* [What to produce]
Read through the data, and wherever a line holds the word "JSON", write that line out.

#####

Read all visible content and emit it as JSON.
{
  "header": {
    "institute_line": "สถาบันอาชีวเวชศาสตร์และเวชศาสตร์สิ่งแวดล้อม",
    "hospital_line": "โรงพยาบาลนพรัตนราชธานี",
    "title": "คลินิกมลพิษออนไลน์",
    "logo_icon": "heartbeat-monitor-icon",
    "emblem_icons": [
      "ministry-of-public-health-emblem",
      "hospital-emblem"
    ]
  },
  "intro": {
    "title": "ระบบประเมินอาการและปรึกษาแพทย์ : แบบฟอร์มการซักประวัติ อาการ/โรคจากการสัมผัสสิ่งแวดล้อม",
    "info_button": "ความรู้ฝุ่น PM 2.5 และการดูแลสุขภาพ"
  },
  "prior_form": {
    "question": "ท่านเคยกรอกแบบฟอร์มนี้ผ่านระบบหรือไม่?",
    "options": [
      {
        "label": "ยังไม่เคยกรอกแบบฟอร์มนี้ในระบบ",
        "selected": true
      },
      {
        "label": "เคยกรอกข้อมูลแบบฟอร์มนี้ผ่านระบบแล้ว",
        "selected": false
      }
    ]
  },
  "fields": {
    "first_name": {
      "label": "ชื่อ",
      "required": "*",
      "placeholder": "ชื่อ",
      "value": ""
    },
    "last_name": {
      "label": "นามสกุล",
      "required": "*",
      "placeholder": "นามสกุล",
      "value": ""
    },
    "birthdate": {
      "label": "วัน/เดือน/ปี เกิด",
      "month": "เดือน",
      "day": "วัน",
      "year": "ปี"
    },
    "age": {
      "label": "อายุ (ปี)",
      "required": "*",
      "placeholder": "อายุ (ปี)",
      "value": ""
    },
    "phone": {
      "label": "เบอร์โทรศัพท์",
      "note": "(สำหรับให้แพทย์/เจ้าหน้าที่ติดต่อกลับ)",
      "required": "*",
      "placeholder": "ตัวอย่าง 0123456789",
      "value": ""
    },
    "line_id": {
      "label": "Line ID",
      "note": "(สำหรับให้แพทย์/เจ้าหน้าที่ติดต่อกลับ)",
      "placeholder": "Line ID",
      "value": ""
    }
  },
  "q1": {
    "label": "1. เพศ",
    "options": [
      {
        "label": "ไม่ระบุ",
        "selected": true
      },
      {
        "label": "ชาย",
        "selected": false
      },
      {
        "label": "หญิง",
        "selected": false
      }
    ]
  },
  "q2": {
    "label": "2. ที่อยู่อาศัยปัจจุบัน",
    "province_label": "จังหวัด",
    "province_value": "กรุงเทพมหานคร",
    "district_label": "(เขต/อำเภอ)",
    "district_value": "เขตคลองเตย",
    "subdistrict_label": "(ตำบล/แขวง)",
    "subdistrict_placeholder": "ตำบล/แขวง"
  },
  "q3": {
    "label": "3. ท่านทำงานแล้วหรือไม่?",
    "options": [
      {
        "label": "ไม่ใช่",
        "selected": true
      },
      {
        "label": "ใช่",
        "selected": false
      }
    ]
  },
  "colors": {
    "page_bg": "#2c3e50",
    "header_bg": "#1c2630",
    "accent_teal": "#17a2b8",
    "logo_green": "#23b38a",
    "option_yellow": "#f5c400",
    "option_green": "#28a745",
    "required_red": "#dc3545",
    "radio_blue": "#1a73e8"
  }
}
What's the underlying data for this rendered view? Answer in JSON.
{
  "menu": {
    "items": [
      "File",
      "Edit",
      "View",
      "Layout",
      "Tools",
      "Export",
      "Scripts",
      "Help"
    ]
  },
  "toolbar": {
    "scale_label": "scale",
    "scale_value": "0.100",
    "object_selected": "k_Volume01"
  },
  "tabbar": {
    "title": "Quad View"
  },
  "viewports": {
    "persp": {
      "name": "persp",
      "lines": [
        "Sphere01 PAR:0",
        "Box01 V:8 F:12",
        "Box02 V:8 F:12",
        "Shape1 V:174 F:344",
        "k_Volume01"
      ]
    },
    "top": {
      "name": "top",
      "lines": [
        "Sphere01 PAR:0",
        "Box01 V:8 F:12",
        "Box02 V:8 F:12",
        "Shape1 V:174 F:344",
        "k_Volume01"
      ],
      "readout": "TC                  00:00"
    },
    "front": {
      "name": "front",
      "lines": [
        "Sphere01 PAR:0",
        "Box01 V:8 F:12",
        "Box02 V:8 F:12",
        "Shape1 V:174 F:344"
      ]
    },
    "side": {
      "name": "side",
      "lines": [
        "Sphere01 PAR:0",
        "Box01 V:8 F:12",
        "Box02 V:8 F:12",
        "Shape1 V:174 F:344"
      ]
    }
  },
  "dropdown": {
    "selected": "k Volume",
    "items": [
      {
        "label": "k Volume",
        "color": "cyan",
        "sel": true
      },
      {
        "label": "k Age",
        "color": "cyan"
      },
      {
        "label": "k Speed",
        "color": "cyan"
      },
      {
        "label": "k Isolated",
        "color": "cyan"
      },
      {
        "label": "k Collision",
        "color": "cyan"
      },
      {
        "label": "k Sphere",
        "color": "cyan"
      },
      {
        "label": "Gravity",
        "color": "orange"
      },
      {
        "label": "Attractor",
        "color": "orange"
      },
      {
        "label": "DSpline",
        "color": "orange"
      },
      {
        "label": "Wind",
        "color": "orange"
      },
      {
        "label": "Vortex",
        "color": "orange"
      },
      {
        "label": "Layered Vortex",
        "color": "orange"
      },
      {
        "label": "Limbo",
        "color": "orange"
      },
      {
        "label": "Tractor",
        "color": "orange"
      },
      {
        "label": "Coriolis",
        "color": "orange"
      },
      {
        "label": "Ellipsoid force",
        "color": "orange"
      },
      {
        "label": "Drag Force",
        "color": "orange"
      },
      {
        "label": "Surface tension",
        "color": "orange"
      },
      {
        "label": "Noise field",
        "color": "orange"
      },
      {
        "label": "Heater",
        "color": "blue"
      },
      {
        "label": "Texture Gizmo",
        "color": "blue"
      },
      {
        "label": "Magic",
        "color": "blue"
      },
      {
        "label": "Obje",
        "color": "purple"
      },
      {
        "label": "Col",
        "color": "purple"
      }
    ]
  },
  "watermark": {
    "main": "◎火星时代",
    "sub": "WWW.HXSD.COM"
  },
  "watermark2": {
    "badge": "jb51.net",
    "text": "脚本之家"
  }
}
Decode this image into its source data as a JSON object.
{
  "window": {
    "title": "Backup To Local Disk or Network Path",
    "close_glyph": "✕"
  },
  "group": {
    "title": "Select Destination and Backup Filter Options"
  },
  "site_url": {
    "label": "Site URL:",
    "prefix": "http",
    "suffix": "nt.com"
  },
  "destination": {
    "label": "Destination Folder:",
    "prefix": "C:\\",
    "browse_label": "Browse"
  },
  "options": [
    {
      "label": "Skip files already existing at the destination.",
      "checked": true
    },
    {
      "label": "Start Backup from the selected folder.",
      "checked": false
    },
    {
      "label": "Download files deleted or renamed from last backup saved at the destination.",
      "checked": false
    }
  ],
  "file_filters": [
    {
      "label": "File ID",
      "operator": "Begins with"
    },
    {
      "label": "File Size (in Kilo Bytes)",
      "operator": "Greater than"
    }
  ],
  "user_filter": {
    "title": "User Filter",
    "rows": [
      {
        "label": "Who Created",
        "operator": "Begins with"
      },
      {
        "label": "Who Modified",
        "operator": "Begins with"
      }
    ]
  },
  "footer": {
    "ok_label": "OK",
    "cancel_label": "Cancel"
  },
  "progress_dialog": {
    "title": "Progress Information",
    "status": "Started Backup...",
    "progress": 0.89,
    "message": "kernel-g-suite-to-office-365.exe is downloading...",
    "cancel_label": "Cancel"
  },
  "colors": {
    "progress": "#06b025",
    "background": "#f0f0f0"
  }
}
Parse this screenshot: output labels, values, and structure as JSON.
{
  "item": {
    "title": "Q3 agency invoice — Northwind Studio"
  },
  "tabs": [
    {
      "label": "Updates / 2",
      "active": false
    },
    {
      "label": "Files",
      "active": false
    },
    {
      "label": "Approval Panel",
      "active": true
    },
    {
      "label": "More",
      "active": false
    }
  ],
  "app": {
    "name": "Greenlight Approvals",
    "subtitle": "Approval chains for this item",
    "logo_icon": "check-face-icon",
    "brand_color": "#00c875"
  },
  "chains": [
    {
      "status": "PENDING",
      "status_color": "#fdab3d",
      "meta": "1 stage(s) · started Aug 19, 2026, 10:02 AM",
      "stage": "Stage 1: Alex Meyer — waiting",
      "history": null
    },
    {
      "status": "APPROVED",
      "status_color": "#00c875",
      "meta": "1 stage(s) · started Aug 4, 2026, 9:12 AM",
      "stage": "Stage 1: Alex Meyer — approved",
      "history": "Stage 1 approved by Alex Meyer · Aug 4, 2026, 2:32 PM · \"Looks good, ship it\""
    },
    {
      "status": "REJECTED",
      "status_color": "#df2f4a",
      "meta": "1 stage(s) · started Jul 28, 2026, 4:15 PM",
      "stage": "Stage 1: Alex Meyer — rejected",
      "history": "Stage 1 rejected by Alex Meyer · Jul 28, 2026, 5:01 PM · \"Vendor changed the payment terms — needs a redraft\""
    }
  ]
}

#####

* [Output of the exercise]
Read all visible content and emit it as JSON.
What's the underlying data for this rendered view? Answer in JSON.
Decode this image into its source data as a JSON object.
Parse this screenshot: output labels, values, and structure as JSON.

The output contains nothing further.